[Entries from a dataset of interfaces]

┏━━

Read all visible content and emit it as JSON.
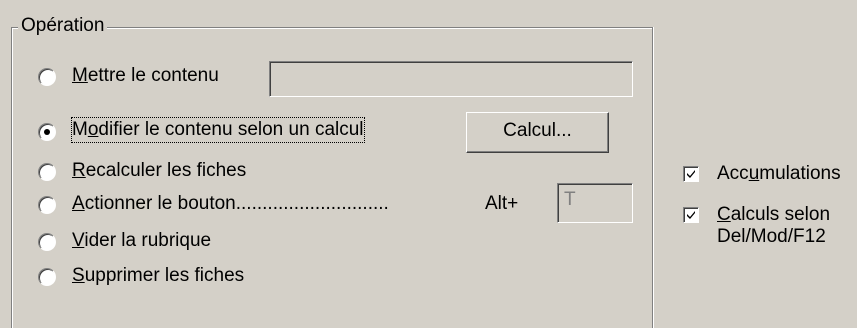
{
  "operation_group": {
    "title": "Opération",
    "options": [
      {
        "mnemonic": "M",
        "rest": "ettre le contenu",
        "checked": false
      },
      {
        "pre": "M",
        "mnemonic": "o",
        "rest": "difier le contenu selon un calcul",
        "checked": true
      },
      {
        "mnemonic": "R",
        "rest": "ecalculer les fiches",
        "checked": false
      },
      {
        "mnemonic": "A",
        "rest": "ctionner le bouton.............................",
        "checked": false
      },
      {
        "mnemonic": "V",
        "rest": "ider la rubrique",
        "checked": false
      },
      {
        "mnemonic": "S",
        "rest": "upprimer les fiches",
        "checked": false
      }
    ],
    "content_value": "",
    "calcul_button_label": "Calcul...",
    "alt_label": "Alt+",
    "alt_key_value": "T"
  },
  "options_panel": {
    "accumulations": {
      "pre": "Acc",
      "mnemonic": "u",
      "rest": "mulations",
      "checked": true
    },
    "calculs_selon": {
      "mnemonic": "C",
      "rest": "alculs selon",
      "line2": "Del/Mod/F12",
      "checked": true
    }
  }
}
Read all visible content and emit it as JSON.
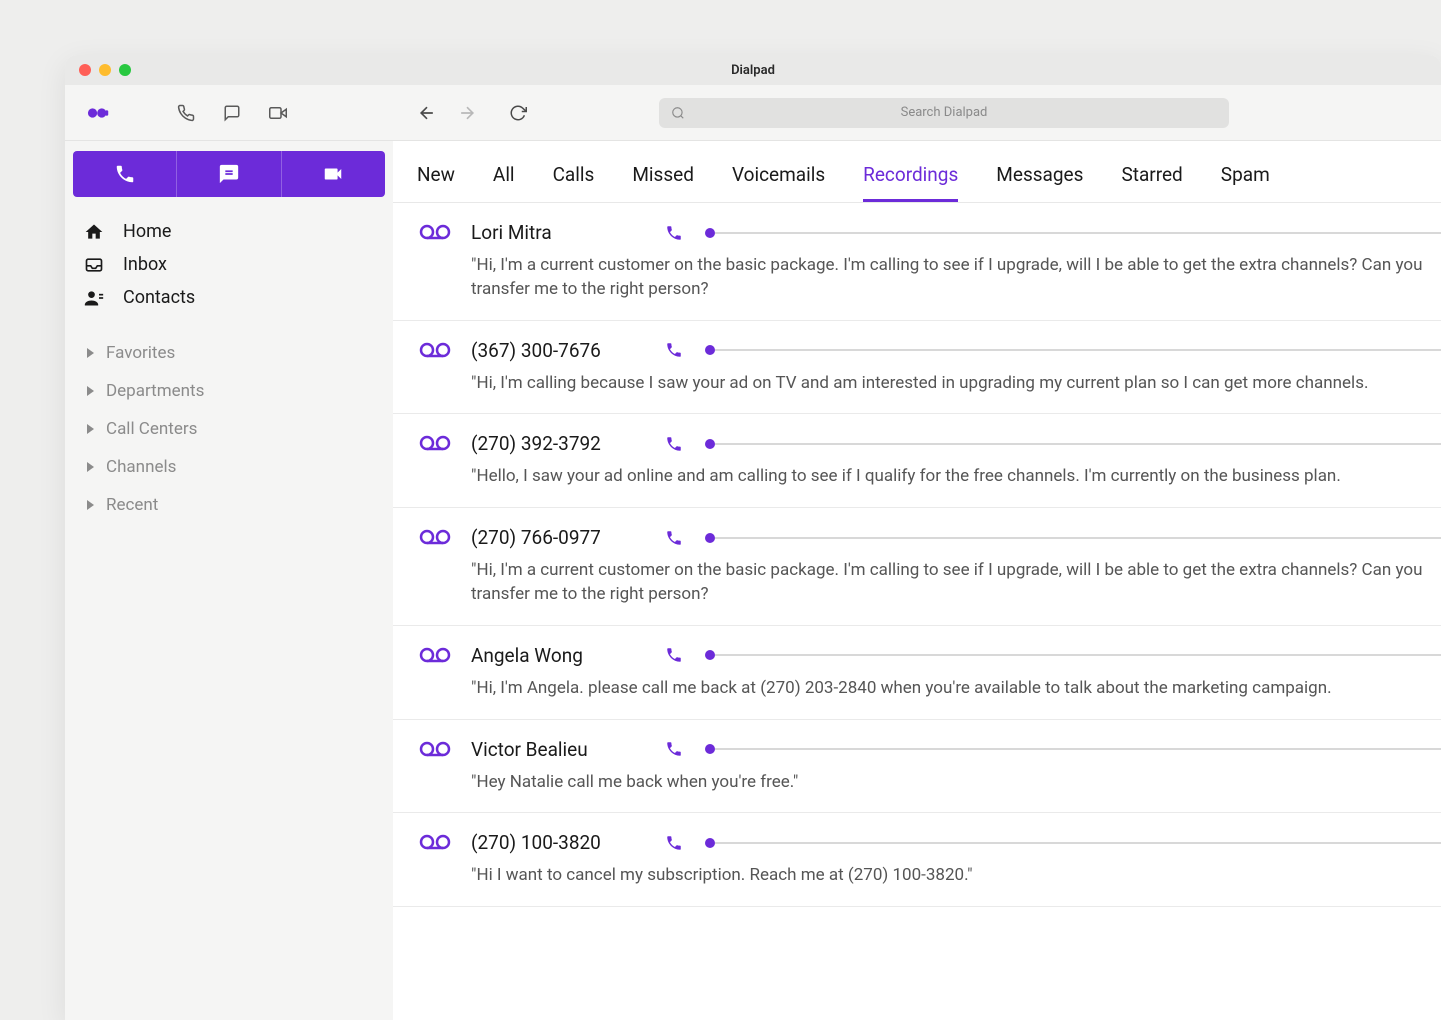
{
  "window": {
    "title": "Dialpad"
  },
  "search": {
    "placeholder": "Search Dialpad"
  },
  "sidebar": {
    "nav": [
      {
        "label": "Home",
        "icon": "home"
      },
      {
        "label": "Inbox",
        "icon": "inbox"
      },
      {
        "label": "Contacts",
        "icon": "contacts"
      }
    ],
    "sections": [
      {
        "label": "Favorites"
      },
      {
        "label": "Departments"
      },
      {
        "label": "Call Centers"
      },
      {
        "label": "Channels"
      },
      {
        "label": "Recent"
      }
    ]
  },
  "tabs": [
    {
      "label": "New",
      "active": false
    },
    {
      "label": "All",
      "active": false
    },
    {
      "label": "Calls",
      "active": false
    },
    {
      "label": "Missed",
      "active": false
    },
    {
      "label": "Voicemails",
      "active": false
    },
    {
      "label": "Recordings",
      "active": true
    },
    {
      "label": "Messages",
      "active": false
    },
    {
      "label": "Starred",
      "active": false
    },
    {
      "label": "Spam",
      "active": false
    }
  ],
  "recordings": [
    {
      "caller": "Lori Mitra",
      "transcript": "\"Hi, I'm a current customer on the basic package. I'm calling to see if I upgrade, will I be able to get the extra channels? Can you transfer me to the right person?"
    },
    {
      "caller": "(367) 300-7676",
      "transcript": "\"Hi, I'm calling because I saw your ad on TV and am interested in upgrading my current plan so I can get more channels."
    },
    {
      "caller": "(270) 392-3792",
      "transcript": "\"Hello, I saw your ad online and am calling to see if I qualify for the free channels. I'm currently on the business plan."
    },
    {
      "caller": "(270) 766-0977",
      "transcript": "\"Hi, I'm a current customer on the basic package. I'm calling to see if I upgrade, will I be able to get the extra channels? Can you transfer me to the right person?"
    },
    {
      "caller": "Angela Wong",
      "transcript": "\"Hi, I'm Angela. please call me back at (270) 203-2840 when you're available to talk about the marketing campaign."
    },
    {
      "caller": "Victor Bealieu",
      "transcript": "\"Hey Natalie call me back when you're free.\""
    },
    {
      "caller": "(270) 100-3820",
      "transcript": "\"Hi I want to cancel my subscription. Reach me at (270) 100-3820.\""
    }
  ]
}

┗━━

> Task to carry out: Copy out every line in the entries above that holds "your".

> Answer section:
      "transcript": "\"Hi, I'm calling because I saw your ad on TV and am interested in upgrading my current plan so I can get more channels."
      "transcript": "\"Hello, I saw your ad online and am calling to see if I qualify for the free channels. I'm currently on the business plan."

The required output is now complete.